The Psalmists and prophets viewed God, their lives, their ministries and care for others in view of Exodus 34:6. They studied their Bible. They may have received some new revelation from God, but their hearts and lives were formed on the ancient truth that God is compassionate.
The New Testament
Jesus’ life and ministry embodied the compassionate heart of God. When pressed by crowds demanding attention and care, Jesus "had compassion on them, because they were harassed and helpless, like sheep without a shepherd" (Matthew 9:36). Hungry people moved Jesus to compassion (Matthew 15:32). Even as Jesus was recalling the sins of Jerusalem he could not do so without feeling pain for the city. Compassion drove him to exclaim, "How I longed to gather your children together as a hen gathers her chicks under her wings" (Matthew 23:37).
Just one more verse.
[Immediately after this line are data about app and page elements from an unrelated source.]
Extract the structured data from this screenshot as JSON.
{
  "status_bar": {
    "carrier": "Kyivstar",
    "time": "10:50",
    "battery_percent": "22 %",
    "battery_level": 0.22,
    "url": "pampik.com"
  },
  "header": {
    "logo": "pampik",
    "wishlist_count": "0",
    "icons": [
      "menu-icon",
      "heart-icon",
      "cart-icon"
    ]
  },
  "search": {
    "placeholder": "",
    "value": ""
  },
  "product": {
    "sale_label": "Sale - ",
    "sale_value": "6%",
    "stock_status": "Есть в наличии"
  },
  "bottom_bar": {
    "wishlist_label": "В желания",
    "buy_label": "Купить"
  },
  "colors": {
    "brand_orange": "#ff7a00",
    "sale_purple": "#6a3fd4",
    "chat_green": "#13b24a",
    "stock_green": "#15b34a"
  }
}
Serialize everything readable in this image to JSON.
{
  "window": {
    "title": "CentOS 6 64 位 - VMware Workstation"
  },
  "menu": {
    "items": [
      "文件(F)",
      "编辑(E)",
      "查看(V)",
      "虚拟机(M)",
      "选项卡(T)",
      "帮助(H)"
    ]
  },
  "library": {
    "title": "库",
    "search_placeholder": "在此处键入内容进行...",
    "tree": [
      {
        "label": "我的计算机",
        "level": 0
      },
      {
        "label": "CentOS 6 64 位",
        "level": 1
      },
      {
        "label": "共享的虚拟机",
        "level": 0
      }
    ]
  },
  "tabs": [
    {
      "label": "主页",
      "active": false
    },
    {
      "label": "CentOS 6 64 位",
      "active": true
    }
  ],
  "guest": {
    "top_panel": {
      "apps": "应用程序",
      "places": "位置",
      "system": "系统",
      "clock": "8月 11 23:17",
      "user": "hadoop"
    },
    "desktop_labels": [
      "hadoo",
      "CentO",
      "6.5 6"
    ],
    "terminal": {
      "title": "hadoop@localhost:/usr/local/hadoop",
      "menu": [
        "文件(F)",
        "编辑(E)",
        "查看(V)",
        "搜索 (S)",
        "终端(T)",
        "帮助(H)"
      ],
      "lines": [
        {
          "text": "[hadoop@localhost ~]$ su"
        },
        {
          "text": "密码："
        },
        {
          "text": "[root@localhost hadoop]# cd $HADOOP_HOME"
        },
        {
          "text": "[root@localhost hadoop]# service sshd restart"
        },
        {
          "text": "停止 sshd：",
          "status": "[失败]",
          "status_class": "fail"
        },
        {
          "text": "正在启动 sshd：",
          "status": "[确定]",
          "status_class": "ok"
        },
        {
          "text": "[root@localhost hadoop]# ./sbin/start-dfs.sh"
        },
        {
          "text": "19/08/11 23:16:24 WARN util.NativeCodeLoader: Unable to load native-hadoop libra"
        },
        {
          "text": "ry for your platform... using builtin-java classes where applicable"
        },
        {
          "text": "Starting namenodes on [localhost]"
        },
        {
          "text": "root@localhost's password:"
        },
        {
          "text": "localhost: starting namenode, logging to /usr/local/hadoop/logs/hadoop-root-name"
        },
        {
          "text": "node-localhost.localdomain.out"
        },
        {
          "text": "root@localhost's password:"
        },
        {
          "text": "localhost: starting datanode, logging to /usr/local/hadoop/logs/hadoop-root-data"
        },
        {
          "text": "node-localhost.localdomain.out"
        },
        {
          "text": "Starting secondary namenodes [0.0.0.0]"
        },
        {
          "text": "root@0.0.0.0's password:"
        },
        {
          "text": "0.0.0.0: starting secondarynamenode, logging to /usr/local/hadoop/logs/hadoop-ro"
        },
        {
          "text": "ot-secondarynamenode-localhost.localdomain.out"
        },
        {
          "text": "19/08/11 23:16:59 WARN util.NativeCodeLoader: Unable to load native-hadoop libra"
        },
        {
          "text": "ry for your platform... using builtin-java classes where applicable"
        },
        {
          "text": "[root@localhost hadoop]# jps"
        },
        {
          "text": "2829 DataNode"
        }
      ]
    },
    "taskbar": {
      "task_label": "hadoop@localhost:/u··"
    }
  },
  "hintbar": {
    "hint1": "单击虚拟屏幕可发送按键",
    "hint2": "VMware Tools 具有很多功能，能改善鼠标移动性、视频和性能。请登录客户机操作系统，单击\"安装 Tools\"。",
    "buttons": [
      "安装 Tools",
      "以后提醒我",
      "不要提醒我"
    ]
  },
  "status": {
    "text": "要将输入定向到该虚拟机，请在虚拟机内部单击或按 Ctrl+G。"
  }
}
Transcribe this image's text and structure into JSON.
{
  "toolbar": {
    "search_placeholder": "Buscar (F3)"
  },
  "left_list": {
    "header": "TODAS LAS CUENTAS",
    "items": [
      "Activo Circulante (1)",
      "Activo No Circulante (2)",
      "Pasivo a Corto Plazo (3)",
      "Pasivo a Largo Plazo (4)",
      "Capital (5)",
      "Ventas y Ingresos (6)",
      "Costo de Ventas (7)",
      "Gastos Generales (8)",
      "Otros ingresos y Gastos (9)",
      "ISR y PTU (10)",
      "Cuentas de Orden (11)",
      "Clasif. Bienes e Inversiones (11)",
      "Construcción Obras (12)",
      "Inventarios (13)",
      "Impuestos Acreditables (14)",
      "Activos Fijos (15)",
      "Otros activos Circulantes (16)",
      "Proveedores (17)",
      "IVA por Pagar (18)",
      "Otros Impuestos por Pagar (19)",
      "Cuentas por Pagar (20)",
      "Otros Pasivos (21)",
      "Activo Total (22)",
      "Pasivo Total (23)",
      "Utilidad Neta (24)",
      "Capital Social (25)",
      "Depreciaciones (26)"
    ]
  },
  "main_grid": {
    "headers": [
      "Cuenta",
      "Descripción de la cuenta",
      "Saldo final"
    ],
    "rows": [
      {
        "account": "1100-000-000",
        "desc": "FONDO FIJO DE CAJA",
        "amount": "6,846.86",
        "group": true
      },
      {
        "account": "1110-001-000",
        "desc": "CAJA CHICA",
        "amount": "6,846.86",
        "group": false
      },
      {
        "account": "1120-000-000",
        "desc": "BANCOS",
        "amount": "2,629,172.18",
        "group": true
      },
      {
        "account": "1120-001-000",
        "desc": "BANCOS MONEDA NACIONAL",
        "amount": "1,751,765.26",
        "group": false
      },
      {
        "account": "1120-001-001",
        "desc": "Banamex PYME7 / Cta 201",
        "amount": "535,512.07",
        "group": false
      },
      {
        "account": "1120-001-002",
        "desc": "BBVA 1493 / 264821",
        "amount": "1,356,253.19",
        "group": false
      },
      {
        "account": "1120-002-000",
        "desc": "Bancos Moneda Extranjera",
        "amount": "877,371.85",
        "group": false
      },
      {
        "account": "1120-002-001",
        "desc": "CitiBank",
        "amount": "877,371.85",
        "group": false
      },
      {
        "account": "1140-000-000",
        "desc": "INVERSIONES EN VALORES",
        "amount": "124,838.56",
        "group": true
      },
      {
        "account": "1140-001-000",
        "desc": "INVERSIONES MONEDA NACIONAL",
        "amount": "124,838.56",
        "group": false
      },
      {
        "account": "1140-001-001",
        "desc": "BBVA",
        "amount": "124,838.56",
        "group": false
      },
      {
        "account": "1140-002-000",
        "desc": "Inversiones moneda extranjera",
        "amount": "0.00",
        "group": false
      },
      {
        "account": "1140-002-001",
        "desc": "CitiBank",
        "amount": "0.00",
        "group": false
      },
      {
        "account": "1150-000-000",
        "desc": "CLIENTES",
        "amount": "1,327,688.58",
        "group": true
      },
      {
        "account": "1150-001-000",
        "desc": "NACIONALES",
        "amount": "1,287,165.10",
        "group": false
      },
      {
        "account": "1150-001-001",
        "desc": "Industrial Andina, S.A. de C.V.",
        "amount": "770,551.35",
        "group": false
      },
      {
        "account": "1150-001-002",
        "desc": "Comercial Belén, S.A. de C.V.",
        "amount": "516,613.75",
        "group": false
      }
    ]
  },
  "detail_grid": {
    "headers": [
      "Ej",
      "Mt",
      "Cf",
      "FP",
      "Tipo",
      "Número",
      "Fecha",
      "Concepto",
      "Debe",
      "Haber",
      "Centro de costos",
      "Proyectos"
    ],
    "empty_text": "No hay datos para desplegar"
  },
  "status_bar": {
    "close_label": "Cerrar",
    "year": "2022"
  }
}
In Ephesians 4:32 Paul writes, "Be kind and compassionate to one another, forgiving each other, just as in Christ God forgave you." The similarity of this verse and Exodus 34:6 is more than coincidental. Paul read his Old Testament and knew the heart of God. The language used to describe God in the Old Testament is carried into the New. God still forgives, but now does it through Jesus Christ.
What does Compassion Look like Today?
Kate is a young American missionary in Uganda. Her ministry is as a stay-home mom to almost a dozen orphans. Right now she is potty training several of the children, a task that often consumes her whole day and leaves her exhausted. But, even in her exhaustion Kate does not lose sight of the magnitude of her task: bearing the compassion of God to the world.
"I begin to think of the children who do not have a mother or a father. Where will they learn love? Who will tell them bed time stories and dance them around the living room? Who will teach them that they are loved and valued and cherished? ... The body of Christ. Each person who calls themself a follower of Christ takes up the responsibility to love and care for the fatherless. It is not some special, specific calling. It is the duty of all who call themselves Christians. There are one hundred forty something million fatherless, motherless, parentless children who are not shown unconditional love by another human being on a daily basis. How will we then tell them that Jesus loves them? I am certain that God did not mess up and create too many children and not enough people to love them ... Please join my broken heart in praying for the fatherless, but more than that please pray about how YOU can be instrumental in loving the fatherless. They are not just in Africa, they are right in your own community." (3)
Kate exemplifies the heart of God and the spirit of Exodus 34:6 in her loving care of Uganda’s needy.
Nine boys on a busy Houston street and Kate in Africa, that is what compassion looks like today. Seeing a need, caring and helping is God’s call for all of us who wear the name of his son. From the earliest pages of the Old Testament through the New Testament we see the compassionate heart of God revealed in his forgiveness, love, mercy and service. And we see the accompanying call that we live out the heart of God.
Kate is right. There are orphans in our neighborhood. There are kids looking for the care and attention we can give them. There are also hungry, lonely and destitute adults. Can we see them with the heart of God?
March 29, 2009
1.This story is told in Steve Hawley’s blog, "What Then Is This Child Going To Be?" at http://stevehawley.blogspot.com/. Steve is a Bible teacher and basketball coach at Westbury Christian School in Houston. I like what the title of his blog implies: That the work we do in teaching and mentoring is doing more than imparting information; it is building a life.
2.These questions are part of an exegetical approach taught in class by John Mark Hicks. See http://johnmarkhicks.wordpress.com/category/hermeneutics/).
3. From The Journey, at http://kissesfromkatie.blogspot.com/.